 It’s not just Black Rhino that are under threat. Elephants, giraffes, lions, leopards, cheetahs...pretty much everything you can think of when you picture the African Savannah are now on the IUCN Red List and are in danger of being lost forever.  It’s easy to think of the enemy as these Disney villain esq poachers but in reality, the biggest problem facing our most beloved species is actually us.  Our exploding human population and insatiable need for more space, more food and more water are draining natural resources across the planet and disrupting biodiversity at all levels.  By 2050 it is predicted that almost 90% of land animals are likely to lose some of their habitat.

 

Furthermore, as our own population increases, we are seeing more and more incidents of Human Wildlife Conflict (HWC).  HWC is the negative interactions between people and wild animals and this is a huge issue in Kenya where the three most common types of conflict are crop raiding (50.0%), attacks on humans (27.3%) and livestock depredation (17.6%).  Let’s take elephants for example:  Where they once roamed free, they now have to pass through expanding towns and cities in search of food and water.  Elephants spend the majority of their day eating and so when a herd comes across a field full of crops, they will of course devour it in a heartbeat.  Farmers will do everything in their power to protect their livelihood and their absolute last resort is to hurt the wildlife but there does indeed come a breaking point.  This might seem abhorrent to us, I truly believe no farmer wants to kill an elephant, but if that elephant destroying means your children will starve then what would you do?

 

One of the things that will stay with me for the rest of my life is the sheer lengths that the rangers I worked with would go to save just one animal. It was inspiring.  If there was even a glimmer of hope that something could be done – they would do it. 

 

For example, they were having a huge problem with a pair of ostriches who were struggling to reproduce because hyenas would always eat their eggs.  They decided the best course of action was to move the ostriches into a protected predator free area...easier said than done.  I will always smile when I think of the ridiculous plan to tranquilise the ostriches as they outran Landcruisers travelling at 70kph.  Once darted and the drugs took hold, they suddenly became very drunk comedy ostriches running in circles like something out of a cartoon.  I promise you no ostriches were harmed during this and I’m pleased to report that this pair are now successfully rearing chicks in their new home.

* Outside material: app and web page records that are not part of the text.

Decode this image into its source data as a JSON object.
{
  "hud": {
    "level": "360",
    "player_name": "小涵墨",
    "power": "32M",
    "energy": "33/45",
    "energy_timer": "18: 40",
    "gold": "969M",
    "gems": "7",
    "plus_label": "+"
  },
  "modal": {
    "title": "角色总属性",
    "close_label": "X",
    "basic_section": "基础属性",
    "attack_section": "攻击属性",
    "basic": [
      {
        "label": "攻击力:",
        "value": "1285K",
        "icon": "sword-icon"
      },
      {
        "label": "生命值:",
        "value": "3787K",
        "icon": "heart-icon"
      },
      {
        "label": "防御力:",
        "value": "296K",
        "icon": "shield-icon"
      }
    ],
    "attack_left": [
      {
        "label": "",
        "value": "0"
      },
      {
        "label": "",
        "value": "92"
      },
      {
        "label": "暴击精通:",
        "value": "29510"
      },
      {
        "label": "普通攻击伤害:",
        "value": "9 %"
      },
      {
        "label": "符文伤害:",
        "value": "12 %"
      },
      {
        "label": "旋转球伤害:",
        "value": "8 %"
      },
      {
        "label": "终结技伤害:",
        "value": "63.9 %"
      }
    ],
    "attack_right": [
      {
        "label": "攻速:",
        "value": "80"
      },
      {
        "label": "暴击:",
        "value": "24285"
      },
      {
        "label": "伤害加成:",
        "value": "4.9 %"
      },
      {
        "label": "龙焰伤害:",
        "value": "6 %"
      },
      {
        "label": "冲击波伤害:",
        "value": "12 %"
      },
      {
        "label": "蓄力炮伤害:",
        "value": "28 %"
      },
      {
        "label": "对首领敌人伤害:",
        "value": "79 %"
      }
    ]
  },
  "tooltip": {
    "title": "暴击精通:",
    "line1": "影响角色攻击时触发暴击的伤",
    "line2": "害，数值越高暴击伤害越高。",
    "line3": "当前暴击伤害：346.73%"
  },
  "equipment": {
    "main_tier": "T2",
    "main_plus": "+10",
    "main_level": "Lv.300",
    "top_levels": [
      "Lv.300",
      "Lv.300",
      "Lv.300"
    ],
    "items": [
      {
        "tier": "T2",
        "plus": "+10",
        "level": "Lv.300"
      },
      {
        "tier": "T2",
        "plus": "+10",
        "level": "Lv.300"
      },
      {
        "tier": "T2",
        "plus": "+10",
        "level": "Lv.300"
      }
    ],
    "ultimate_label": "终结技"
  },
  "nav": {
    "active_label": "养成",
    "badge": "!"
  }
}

I’m not a conservationist, nor am I a zoologist or an expert on sustainability. But what I have witnessed over the past year has fundamentally changed me as a person.  Working alongside those on the frontline of conservation as they do everything in their power to save our most beloved species while also witnessing first-hand the effects that climate change is having on wildlife in one of the most biodiverse habitats in the world changes you.  How can it not?

 What I will say is that we can all be doing a heck of a lot more to help our planet out.  We don’t need to travel to the melting artic, burning amazon or bleached coral reefs to make a difference. It all starts with each and every single one of us and the decisions we make as consumers.  Take some time to do some research on where you shop and where your food actually comes from.  Support those businesses who are embracing sustainability and trying their best to tip the scales back in favour of mother nature. 

Here’s some good news to end on.  Back in August 2020 Kenya reported that its elephant population has started to bounce back has doubled since 1989.  While its lion population has also increased from 2,000 in 2010 to 2,489 in 2020.  That is incredible!   

 You see it’s not all doom and gloom. We are amazing. We can be the change we want to see.  It’s very easy to get into the mindset that everything is broken so what’s the point in trying? We can’t ever think like that we are capable of so much more.